True story, in all its tedium: a friend stayed the night at our place and the next morning, her boyfriend commented on the jazz playing in the background: “Is this Coltrane?” It was actually Dexter Gordon—a whole ‘nother ballgame, etc.—but this casual case of mistaken identity is such a banal truth that it’s tough to turn a snobbish nose up at the guy. (Well, ahem, perhaps not all that tough.) Talk to any random person about saxophones and jazz, and I bet you that “Coltrane” is one of the first words out of his or her mouth.
“Coltrane” transcends a discussion of music; it is a statement of being, a bearing of taste, a kneejerk reaction with loaded purpose. “Coltrane”, for all intents and purposes, no longer simply denotes a dude who once played saxophone back in the 1960s.
Ben Ratliff’s fantastic book, Coltrane: The Story of a Sound, explores this very concept, eschewing the typical trappings of routine biography to plumb more profound ideas of musical language, identity, and influence. As Ratliff explains in his introduction, Coltrane: The Story of a Sound is “about jazz as sound. I mean ‘sound’ as it has long functioned among jazz players, as a mystical term of art: an in, every musician finally needs a sound, a full and sensible embodiment of his artistic personality, such that it can be heard, at best, in a single note.” Ratliff splits the book into two sections, first exploring how John Coltrane arrived at this single-note “sound”, through various stages of personal evolution and trial and error, and secondly detailing how that sound has rippled through the music world since the legend’s premature death in 1967.
Again, instead of using the details of Coltrane’s life to find meaning in his music, Ratliff focuses on the distinctions of Coltrane’s playing—the nitty-gritty of solos and improvisation, a style that produced “a kind of trance state, and an American romantic type”. To paint a portrait of an American artist existing and changing inside a defined constant, Ratliff compares Coltrane’s work to that of writers like Walt Whitman and Gertrude Stein. Like Coltrane, they forged their own language within language, creating something singular—something instantly identifiable as their own—while maintaining a connection with the more ordinary archetypes of speech. Ratliff argues that Coltrane was “moving closer to music as actual speech” and that he could be “associated with a feeling much greater than jazz”.
This larger-than-life archetype of Coltrane—the spiritual icon, the intellectual concept, the superhuman who redefines everything within his orbit—can be traced back to the essence of his music, of course, but the “sound” here is not a construct of music alone. “Coltrane tends to be understood in either one of two ways,” Ratliff writes in the opening to the book’s second half, “as the one-man academy of jazz—the king student, the exhaustively precise teacher—or as the great psychic liberator of jazz who rendered the academy obsolete.”

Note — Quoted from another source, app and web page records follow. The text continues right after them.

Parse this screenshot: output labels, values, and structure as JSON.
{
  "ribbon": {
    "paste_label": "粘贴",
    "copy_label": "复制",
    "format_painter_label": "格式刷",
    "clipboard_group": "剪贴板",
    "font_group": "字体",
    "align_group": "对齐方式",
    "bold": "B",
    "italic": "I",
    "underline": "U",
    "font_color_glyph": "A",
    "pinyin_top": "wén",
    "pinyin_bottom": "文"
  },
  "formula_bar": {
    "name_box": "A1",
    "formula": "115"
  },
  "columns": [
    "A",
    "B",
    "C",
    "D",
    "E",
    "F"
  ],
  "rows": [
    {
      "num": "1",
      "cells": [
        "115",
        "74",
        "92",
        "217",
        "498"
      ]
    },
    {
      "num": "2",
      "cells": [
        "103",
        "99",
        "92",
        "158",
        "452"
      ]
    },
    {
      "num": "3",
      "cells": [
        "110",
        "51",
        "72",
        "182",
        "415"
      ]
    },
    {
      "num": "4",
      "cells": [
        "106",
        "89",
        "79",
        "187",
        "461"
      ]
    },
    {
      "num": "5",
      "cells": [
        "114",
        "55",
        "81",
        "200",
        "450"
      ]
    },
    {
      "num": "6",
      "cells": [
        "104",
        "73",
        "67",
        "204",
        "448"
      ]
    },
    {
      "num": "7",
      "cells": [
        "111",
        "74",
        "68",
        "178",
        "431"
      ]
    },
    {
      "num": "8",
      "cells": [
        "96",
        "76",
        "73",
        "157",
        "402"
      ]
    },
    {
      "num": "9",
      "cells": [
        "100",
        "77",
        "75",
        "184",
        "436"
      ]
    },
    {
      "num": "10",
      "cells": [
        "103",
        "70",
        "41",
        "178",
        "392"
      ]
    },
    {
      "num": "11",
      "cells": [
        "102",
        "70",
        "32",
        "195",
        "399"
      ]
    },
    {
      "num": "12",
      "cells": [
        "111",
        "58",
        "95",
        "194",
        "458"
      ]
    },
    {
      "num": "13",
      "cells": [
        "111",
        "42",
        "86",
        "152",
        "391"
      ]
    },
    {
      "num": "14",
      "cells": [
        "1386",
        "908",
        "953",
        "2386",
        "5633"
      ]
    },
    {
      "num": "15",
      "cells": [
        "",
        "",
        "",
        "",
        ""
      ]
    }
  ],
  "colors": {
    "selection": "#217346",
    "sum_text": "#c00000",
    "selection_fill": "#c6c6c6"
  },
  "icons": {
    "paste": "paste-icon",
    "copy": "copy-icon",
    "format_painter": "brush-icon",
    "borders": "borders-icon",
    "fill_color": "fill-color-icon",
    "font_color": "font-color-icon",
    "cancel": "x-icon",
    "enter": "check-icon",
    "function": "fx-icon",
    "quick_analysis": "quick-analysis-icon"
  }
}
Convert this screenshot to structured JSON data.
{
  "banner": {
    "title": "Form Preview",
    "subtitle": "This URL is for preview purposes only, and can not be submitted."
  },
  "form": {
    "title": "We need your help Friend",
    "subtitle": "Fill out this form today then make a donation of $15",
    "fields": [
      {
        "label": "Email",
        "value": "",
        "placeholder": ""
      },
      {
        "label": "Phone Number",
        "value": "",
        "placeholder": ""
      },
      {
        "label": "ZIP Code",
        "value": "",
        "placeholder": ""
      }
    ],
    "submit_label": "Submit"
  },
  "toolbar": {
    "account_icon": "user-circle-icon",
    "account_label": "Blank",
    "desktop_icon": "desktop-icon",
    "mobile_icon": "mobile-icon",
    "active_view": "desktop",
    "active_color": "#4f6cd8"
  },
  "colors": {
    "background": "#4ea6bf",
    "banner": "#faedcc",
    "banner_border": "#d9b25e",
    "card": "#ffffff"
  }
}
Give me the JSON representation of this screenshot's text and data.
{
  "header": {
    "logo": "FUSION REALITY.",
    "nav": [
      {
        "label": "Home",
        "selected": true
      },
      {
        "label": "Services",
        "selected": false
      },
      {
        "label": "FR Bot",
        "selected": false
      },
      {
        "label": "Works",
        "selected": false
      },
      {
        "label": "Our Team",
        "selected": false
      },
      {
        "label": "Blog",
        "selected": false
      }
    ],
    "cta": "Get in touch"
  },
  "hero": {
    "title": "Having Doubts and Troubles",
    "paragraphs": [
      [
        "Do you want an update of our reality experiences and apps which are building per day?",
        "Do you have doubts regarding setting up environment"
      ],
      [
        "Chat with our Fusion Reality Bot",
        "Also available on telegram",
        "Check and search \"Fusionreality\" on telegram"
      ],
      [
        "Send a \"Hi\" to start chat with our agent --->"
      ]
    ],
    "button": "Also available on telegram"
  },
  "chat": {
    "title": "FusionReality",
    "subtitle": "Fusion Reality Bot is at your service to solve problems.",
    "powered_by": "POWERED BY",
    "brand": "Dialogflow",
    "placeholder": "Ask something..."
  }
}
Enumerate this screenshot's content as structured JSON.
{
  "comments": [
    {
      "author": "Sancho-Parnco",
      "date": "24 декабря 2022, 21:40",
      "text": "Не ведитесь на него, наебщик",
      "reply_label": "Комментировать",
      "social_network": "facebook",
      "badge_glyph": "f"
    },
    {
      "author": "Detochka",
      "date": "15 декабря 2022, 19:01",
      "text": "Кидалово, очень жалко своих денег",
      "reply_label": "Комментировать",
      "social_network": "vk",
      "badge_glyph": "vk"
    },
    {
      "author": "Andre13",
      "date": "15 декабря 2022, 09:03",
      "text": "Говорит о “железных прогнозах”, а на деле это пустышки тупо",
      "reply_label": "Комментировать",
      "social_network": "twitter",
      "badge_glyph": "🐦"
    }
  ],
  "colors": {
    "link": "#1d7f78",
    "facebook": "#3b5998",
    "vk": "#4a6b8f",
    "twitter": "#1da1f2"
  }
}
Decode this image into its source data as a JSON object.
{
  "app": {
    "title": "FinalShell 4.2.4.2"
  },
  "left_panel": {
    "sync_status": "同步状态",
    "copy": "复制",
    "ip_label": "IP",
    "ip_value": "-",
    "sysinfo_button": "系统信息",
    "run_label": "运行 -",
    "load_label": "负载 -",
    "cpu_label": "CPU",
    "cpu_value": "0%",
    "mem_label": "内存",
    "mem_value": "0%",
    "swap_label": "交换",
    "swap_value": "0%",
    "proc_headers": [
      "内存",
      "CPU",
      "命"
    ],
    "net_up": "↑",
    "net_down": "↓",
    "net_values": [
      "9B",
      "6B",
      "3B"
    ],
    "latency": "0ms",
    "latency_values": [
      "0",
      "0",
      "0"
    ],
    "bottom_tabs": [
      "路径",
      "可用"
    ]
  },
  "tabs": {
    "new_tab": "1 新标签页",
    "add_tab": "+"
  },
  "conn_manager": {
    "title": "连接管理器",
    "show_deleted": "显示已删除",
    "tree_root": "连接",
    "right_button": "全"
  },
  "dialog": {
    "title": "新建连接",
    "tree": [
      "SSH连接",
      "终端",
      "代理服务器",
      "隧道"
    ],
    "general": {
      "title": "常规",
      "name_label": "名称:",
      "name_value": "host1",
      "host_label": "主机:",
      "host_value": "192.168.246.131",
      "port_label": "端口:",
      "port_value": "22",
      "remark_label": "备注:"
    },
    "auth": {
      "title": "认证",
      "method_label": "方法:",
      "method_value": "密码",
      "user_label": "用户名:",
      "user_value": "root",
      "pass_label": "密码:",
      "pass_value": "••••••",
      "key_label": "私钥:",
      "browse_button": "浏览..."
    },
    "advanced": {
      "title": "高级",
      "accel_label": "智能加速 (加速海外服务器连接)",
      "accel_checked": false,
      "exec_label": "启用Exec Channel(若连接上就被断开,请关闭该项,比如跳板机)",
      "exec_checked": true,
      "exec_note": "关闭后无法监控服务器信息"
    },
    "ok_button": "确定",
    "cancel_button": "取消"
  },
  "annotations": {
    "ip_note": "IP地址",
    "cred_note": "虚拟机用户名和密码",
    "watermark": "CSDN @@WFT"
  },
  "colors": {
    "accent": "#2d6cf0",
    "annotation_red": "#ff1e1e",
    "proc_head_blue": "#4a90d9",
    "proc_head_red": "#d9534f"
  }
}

It’s not necessary to have a background in music to get something out of Ratliff’s incessantly thoughtful book (though, I will admit, it helps at times), especially when the quintessence of his pursuit is something so otherworldly—something that’s so immediately identifiable, and hangs all around us, caught in the air.